- Be prepared to work harder than you thought, longer than you thought to train your aggressive dog. Just finding the right trainer was an absolutely exhausting process. Then once we found her, that “one-year” time table sounded a bit intimidating. Truth be told, one-year handled the bulk of his issues, but Weez is still not perfect. There are certain quirks we haven’t diligently worked on. And god forbid we ditch regular training sessions for a couple weeks?! It sometimes feels like we’re starting from square one. But much like muscle memory, he rebounds back to good behavior faster and faster each time. Training our aggressive pooch is a lifelong commitment at this point. A staple in our lives. And that’s okay.
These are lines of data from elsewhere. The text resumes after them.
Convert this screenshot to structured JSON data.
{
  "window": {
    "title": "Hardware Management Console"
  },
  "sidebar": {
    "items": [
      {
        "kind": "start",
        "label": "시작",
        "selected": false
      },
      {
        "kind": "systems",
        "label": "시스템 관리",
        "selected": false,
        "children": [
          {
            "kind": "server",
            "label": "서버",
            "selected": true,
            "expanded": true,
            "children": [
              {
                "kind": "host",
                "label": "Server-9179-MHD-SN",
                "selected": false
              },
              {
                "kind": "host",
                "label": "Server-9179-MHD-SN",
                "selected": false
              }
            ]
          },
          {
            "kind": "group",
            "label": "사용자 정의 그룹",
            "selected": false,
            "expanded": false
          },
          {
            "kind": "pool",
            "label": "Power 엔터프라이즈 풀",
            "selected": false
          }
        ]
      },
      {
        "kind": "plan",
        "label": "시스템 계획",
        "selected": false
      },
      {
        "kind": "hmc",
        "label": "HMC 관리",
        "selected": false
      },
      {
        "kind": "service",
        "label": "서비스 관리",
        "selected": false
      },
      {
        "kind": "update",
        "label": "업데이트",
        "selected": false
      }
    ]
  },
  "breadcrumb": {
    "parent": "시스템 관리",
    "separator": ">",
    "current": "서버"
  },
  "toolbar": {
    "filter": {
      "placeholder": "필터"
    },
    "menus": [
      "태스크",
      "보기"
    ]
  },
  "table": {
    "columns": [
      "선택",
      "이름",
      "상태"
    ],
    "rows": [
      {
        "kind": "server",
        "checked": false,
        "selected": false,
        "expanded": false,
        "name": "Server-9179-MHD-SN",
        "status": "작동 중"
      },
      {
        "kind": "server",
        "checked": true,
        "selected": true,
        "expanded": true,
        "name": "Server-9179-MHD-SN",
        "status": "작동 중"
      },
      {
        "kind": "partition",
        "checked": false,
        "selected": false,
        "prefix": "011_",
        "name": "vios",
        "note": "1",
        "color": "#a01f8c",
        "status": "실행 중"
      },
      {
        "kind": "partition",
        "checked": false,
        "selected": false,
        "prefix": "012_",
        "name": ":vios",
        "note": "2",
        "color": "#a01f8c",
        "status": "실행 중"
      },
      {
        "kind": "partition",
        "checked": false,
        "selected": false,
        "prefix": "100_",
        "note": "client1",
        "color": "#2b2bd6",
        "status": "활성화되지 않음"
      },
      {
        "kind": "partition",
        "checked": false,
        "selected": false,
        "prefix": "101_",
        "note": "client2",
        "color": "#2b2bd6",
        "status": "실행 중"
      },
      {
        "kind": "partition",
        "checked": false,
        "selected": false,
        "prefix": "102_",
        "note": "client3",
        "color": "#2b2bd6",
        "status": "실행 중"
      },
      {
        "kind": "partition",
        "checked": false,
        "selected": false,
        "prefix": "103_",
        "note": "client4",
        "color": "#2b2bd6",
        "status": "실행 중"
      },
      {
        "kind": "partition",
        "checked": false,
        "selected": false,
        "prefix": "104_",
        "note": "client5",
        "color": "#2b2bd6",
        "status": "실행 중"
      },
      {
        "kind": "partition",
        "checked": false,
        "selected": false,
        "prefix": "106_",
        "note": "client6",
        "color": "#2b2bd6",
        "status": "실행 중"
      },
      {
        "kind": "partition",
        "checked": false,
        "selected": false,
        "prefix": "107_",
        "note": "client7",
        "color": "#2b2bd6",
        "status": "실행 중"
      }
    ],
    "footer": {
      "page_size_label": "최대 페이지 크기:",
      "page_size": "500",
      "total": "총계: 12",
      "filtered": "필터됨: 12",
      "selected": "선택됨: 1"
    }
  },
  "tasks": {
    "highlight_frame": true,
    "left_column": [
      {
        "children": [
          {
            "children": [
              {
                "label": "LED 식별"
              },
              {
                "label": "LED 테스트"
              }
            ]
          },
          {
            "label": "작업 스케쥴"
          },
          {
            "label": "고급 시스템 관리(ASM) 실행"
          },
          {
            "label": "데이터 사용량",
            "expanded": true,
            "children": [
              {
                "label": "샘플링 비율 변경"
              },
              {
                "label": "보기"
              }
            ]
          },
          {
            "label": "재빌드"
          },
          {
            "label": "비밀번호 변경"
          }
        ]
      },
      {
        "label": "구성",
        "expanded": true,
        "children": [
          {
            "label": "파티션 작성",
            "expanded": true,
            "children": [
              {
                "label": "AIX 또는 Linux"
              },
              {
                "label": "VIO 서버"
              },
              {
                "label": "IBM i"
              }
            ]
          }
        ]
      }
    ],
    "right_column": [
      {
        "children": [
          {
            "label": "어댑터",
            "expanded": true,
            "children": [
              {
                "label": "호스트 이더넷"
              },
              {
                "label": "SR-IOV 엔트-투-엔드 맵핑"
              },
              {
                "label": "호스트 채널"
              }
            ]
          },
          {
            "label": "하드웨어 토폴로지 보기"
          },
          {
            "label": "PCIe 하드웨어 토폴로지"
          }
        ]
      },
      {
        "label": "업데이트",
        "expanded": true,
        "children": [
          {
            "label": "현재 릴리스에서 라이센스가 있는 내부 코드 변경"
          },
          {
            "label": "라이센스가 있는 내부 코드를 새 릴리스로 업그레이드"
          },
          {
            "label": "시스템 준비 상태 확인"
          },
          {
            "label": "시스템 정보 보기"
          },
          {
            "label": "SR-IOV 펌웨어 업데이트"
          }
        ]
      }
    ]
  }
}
- Be thankful for the lessons your pup’s journey is teaching you. Instead of getting frustrated, view your learning curve as a challenge!! Going through this arduous process will strengthen your bond with your dog, in addition to sharpening your leadership skills—and that will have a positive impact on your entire life.
- Tune out the judgment of others. You may not be a professional trainer, but YOU are the expert of your own family. If a trainer or training method feels off? Move on. If a family member shames you for muzzle training? Or a neighbor yells at you for alpha rolling? Or an Internet stranger scoffs at your treat pouch? Well, consider this a lovely opportunity to learn to value your own instincts over the opinions of others. At the end of the day, they don’t have to live with your pet, so this isn’t about them!! It’s about keeping your dog safe and your life happy.
- You never know what unexpected blessings will come from hard situations!! Because of this excruciating struggle, Sogi is my absolute best friend, and Weez and I spend time roaming her gorgeous ranch bi-weekly. Not to mention, I’m here writing to you all—an opportunity to connect and serve I never would have had without my aggressive dude. And as someone who has always dreamt of using her entrepreneurial income to start a rescue? Well, after reforming an aggressive animal, I think it s safe to say I’m genuinely prepared to take that on now!!
If you’re struggling with the isolation of a hostile pup, do not hesitate to reach out!! My inbox is always open at firstname.lastname@example.org. From the bottom of my heart, I know how you’re feeling. And please know that if our hopeless situation can improve, so can yours—if only you’ll harness the patience and the work ethic it takes.
You’ve got this!!
All my love to you and your furry friends.
Brit Jasperson is a 33 year-old wife, wellness coach, and cattle dog mom from Southern California. As a child, she had a passion for learning, so it was no surprise to anyone when she earned her Bachelor’s of Science in Biology as an adult. Her intention was to continue her education and become a veterinarian, but life threw her a curveball when she was diagnosed with autoimmunity at the young age of 25. That battle ultimately led her down a different, entrepreneurial path—which is how she came to own her own virtual health coaching biz. But God has a way of bringing things full-circle, so in addition to being a work-from-home fur mom, she is also now able to donate a portion of her weekly income to animal rescue. Talk about win-win!! If you’d like to connect with Brit and join her virtual fit fam, you can reach her via E-Mail at email@example.com. If you’d like to connect with her informally for alternative fashion, mindset inspo, free workouts, puppy pics, and humor, give her a follow over on Instagram @missvonfrankenstein. And don’t forget to give your dog an extra hug today on her behalf!!
The American Association of Pet Parents (AAPP) is a national nonprofit dedicated to keeping pets happy, healthy and in their loving homes – and out of animal shelters.